***** TASK DATA

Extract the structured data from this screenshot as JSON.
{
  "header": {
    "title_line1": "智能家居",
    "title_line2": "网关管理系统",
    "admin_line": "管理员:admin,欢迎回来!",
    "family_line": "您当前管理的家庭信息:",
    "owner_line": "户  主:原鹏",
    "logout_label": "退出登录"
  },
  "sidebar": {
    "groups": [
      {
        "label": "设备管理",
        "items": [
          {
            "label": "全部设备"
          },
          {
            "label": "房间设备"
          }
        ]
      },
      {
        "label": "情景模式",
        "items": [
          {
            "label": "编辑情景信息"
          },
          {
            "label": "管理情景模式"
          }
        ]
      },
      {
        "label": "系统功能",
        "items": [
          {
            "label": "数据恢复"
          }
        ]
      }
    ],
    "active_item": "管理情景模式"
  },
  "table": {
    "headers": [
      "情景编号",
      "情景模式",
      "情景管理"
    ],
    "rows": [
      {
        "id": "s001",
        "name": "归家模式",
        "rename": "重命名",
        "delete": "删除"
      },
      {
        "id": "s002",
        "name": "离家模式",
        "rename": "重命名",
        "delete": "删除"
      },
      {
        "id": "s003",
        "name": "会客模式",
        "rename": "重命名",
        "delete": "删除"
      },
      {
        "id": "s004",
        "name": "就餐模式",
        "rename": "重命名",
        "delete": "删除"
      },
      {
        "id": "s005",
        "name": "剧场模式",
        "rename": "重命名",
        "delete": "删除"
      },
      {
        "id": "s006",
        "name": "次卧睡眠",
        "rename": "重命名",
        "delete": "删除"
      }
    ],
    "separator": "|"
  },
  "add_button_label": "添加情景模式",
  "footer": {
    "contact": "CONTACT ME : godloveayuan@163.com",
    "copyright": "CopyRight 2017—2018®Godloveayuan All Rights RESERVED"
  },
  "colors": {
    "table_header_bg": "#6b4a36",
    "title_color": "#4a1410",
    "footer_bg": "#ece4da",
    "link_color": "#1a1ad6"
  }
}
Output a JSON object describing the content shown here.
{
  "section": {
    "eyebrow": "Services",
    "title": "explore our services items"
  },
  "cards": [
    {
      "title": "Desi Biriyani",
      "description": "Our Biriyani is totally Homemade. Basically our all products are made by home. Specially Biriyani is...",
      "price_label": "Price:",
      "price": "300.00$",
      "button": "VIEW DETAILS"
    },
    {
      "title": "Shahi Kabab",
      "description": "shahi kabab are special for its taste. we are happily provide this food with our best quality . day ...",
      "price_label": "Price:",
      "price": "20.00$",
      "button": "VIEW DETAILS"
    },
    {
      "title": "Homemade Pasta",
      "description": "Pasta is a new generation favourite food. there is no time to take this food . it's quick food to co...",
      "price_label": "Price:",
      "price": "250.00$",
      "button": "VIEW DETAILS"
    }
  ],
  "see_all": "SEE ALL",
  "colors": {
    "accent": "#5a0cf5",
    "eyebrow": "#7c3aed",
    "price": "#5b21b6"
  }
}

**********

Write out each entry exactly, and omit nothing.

REPLY TO THE TASK:
Extract the structured data from this screenshot as JSON.
{
  "header": {
    "title_line1": "智能家居",
    "title_line2": "网关管理系统",
    "admin_line": "管理员:admin,欢迎回来!",
    "family_line": "您当前管理的家庭信息:",
    "owner_line": "户  主:原鹏",
    "logout_label": "退出登录"
  },
  "sidebar": {
    "groups": [
      {
        "label": "设备管理",
        "items": [
          {
            "label": "全部设备"
          },
          {
            "label": "房间设备"
          }
        ]
      },
      {
        "label": "情景模式",
        "items": [
          {
            "label": "编辑情景信息"
          },
          {
            "label": "管理情景模式"
          }
        ]
      },
      {
        "label": "系统功能",
        "items": [
          {
            "label": "数据恢复"
          }
        ]
      }
    ],
    "active_item": "管理情景模式"
  },
  "table": {
    "headers": [
      "情景编号",
      "情景模式",
      "情景管理"
    ],
    "rows": [
      {
        "id": "s001",
        "name": "归家模式",
        "rename": "重命名",
        "delete": "删除"
      },
      {
        "id": "s002",
        "name": "离家模式",
        "rename": "重命名",
        "delete": "删除"
      },
      {
        "id": "s003",
        "name": "会客模式",
        "rename": "重命名",
        "delete": "删除"
      },
      {
        "id": "s004",
        "name": "就餐模式",
        "rename": "重命名",
        "delete": "删除"
      },
      {
        "id": "s005",
        "name": "剧场模式",
        "rename": "重命名",
        "delete": "删除"
      },
      {
        "id": "s006",
        "name": "次卧睡眠",
        "rename": "重命名",
        "delete": "删除"
      }
    ],
    "separator": "|"
  },
  "add_button_label": "添加情景模式",
  "footer": {
    "contact": "CONTACT ME : godloveayuan@163.com",
    "copyright": "CopyRight 2017—2018®Godloveayuan All Rights RESERVED"
  },
  "colors": {
    "table_header_bg": "#6b4a36",
    "title_color": "#4a1410",
    "footer_bg": "#ece4da",
    "link_color": "#1a1ad6"
  }
}
Output a JSON object describing the content shown here.
{
  "section": {
    "eyebrow": "Services",
    "title": "explore our services items"
  },
  "cards": [
    {
      "title": "Desi Biriyani",
      "description": "Our Biriyani is totally Homemade. Basically our all products are made by home. Specially Biriyani is...",
      "price_label": "Price:",
      "price": "300.00$",
      "button": "VIEW DETAILS"
    },
    {
      "title": "Shahi Kabab",
      "description": "shahi kabab are special for its taste. we are happily provide this food with our best quality . day ...",
      "price_label": "Price:",
      "price": "20.00$",
      "button": "VIEW DETAILS"
    },
    {
      "title": "Homemade Pasta",
      "description": "Pasta is a new generation favourite food. there is no time to take this food . it's quick food to co...",
      "price_label": "Price:",
      "price": "250.00$",
      "button": "VIEW DETAILS"
    }
  ],
  "see_all": "SEE ALL",
  "colors": {
    "accent": "#5a0cf5",
    "eyebrow": "#7c3aed",
    "price": "#5b21b6"
  }
}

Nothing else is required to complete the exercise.